|code||ingredients||SPF (in vivo – real life tests)|
|HS2||Sandalwood, Winter Cherry, Cobras Saffron, Wheatgerm, Honey, Red Sandalwood, Symplocos, Aloe Vera||29.5 SPF|
|HS3||Carrot, Symplococos, Wheat Germ||40.6 SPF|
|HS4||Aloe Vera, Apple||14.5 SPF|
|HS5||Sunflower, Indian Madder, Cucumber||19 SPF|
|HS6||Aloe Vera||19.9 SPF|
|HS7||Orange, Vitamin C||25.2 SPF|
|HS8||Coriander, Vitamin E||20.5 SPF|
|HS9||Aloe Vera, Vitamin E||24.5 SPF|
|HS10||Aloe Vera, Basil, Tumeric||30.8 SPF|
|HS11||Sandalwood, Aloe Vera, Carrot, Honey, Sunflower||15.1 SPF|
|HS12||Wheatgerm, Vitamin E||14.9 SPF|
|HS13||Aloe Vera, Vitamin E||19.0 SPF|
|HS14||Cucumber, Jojoba, Orange, Sandalwood, Lavendar, Vitamin A, C, E||29.9 SPF|
There is one surprising finding. That Aloe Vera appears to have an SPF of about 20 with no additional ingredients.
So there you have it. If you’re in Raipur, Chhattisgarh, India you might be able to pick up some nice herbal sunscreen that really does what it says it does. Otherwise this study doesn’t seem to cover as much in the way of individual ingredients.

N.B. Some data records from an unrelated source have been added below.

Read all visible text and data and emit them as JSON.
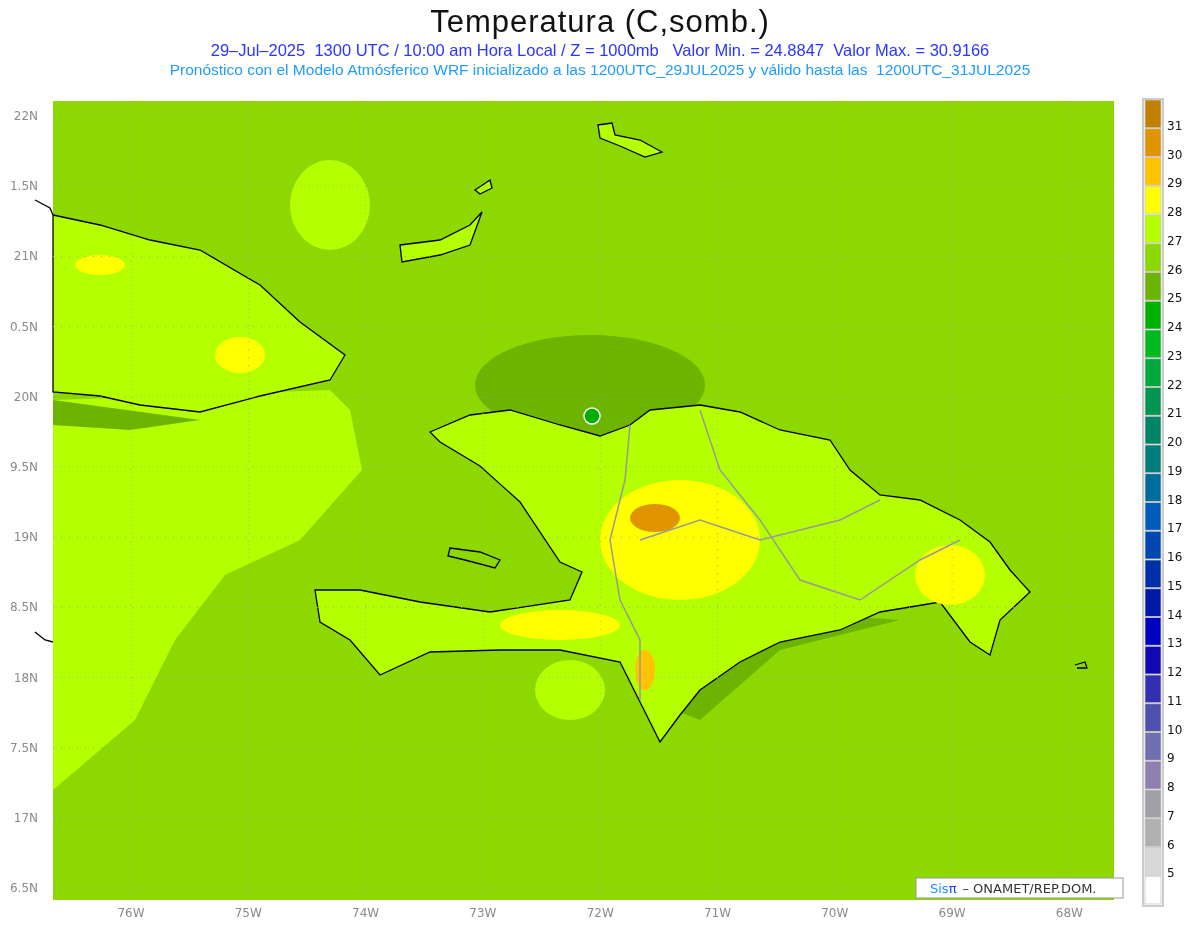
{
  "title": "Temperatura (C,somb.)",
  "subtitle": "29–Jul–2025  1300 UTC / 10:00 am Hora Local / Z = 1000mb   Valor Min. = 24.8847  Valor Max. = 30.9166",
  "info_line": "Pronóstico con el Modelo Atmósferico WRF inicializado a las 1200UTC_29JUL2025 y válido hasta las  1200UTC_31JUL2025",
  "map": {
    "y_axis_labels": [
      "22N",
      "1.5N",
      "21N",
      "0.5N",
      "20N",
      "9.5N",
      "19N",
      "8.5N",
      "18N",
      "7.5N",
      "17N",
      "6.5N"
    ],
    "x_axis_labels": [
      "76W",
      "75W",
      "74W",
      "73W",
      "72W",
      "71W",
      "70W",
      "69W",
      "68W"
    ],
    "credit": {
      "brand": "Sis",
      "symbol": "π",
      "text": "– ONAMET/REP.DOM."
    }
  },
  "legend": {
    "boxes": [
      {
        "color": "#c08000"
      },
      {
        "color": "#e09400"
      },
      {
        "color": "#ffc400"
      },
      {
        "color": "#ffff00"
      },
      {
        "color": "#b4ff00"
      },
      {
        "color": "#8cd800"
      },
      {
        "color": "#6cb400"
      },
      {
        "color": "#00b000"
      },
      {
        "color": "#00b820"
      },
      {
        "color": "#00a83c"
      },
      {
        "color": "#009650"
      },
      {
        "color": "#008468"
      },
      {
        "color": "#007c7c"
      },
      {
        "color": "#006c9c"
      },
      {
        "color": "#005cb8"
      },
      {
        "color": "#0048b0"
      },
      {
        "color": "#0030a8"
      },
      {
        "color": "#0018a8"
      },
      {
        "color": "#0000c0"
      },
      {
        "color": "#1008b0"
      },
      {
        "color": "#3030b0"
      },
      {
        "color": "#5050b0"
      },
      {
        "color": "#7070b0"
      },
      {
        "color": "#9080b0"
      },
      {
        "color": "#a0a0a8"
      },
      {
        "color": "#b0b0b0"
      },
      {
        "color": "#d8d8d8"
      },
      {
        "color": "#ffffff"
      }
    ],
    "labels": [
      "31",
      "30",
      "29",
      "28",
      "27",
      "26",
      "25",
      "24",
      "23",
      "22",
      "21",
      "20",
      "19",
      "18",
      "17",
      "16",
      "15",
      "14",
      "13",
      "12",
      "11",
      "10",
      "9",
      "8",
      "7",
      "6",
      "5"
    ]
  }
}
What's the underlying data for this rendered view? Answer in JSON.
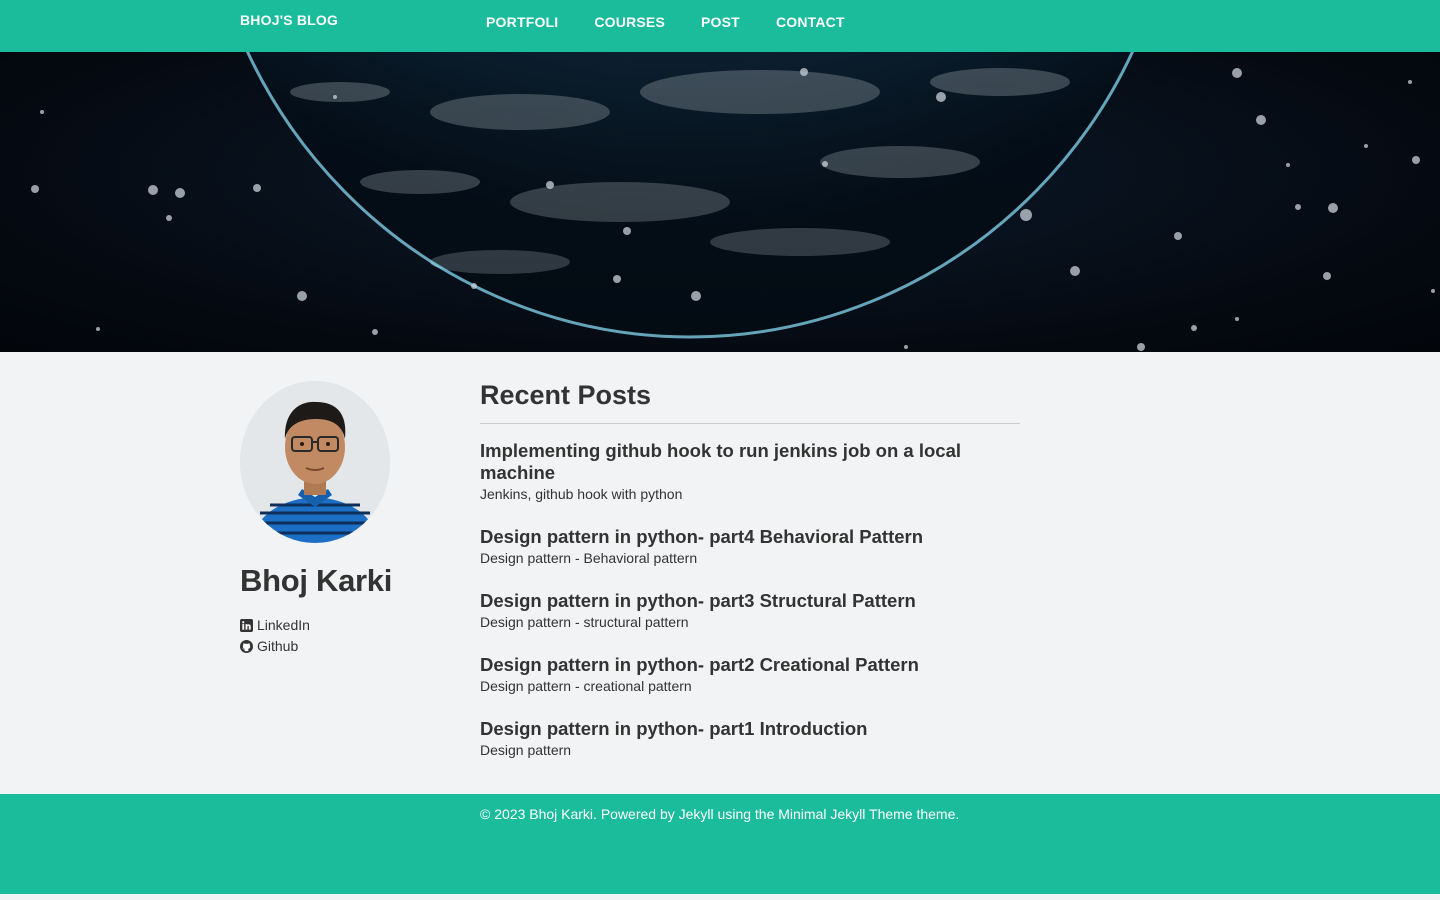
{
  "site": {
    "brand": "BHOJ'S BLOG"
  },
  "nav": {
    "items": [
      {
        "label": "PORTFOLI"
      },
      {
        "label": "COURSES"
      },
      {
        "label": "POST"
      },
      {
        "label": "CONTACT"
      }
    ]
  },
  "author": {
    "name": "Bhoj Karki",
    "social": [
      {
        "label": "LinkedIn",
        "icon": "linkedin-icon"
      },
      {
        "label": "Github",
        "icon": "github-icon"
      }
    ]
  },
  "recent_posts": {
    "heading": "Recent Posts",
    "items": [
      {
        "title": "Implementing github hook to run jenkins job on a local machine",
        "excerpt": "Jenkins, github hook with python"
      },
      {
        "title": "Design pattern in python- part4 Behavioral Pattern",
        "excerpt": "Design pattern - Behavioral pattern"
      },
      {
        "title": "Design pattern in python- part3 Structural Pattern",
        "excerpt": "Design pattern - structural pattern"
      },
      {
        "title": "Design pattern in python- part2 Creational Pattern",
        "excerpt": "Design pattern - creational pattern"
      },
      {
        "title": "Design pattern in python- part1 Introduction",
        "excerpt": "Design pattern"
      }
    ]
  },
  "footer": {
    "text": "© 2023 Bhoj Karki. Powered by Jekyll using the Minimal Jekyll Theme theme."
  },
  "colors": {
    "accent": "#1abc9c",
    "page_background": "#f1f3f5",
    "text": "#333333"
  }
}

I’ll continue to look for studies that do cover the oils mentioned on the LiveLoveFruit article and post that information if I find it.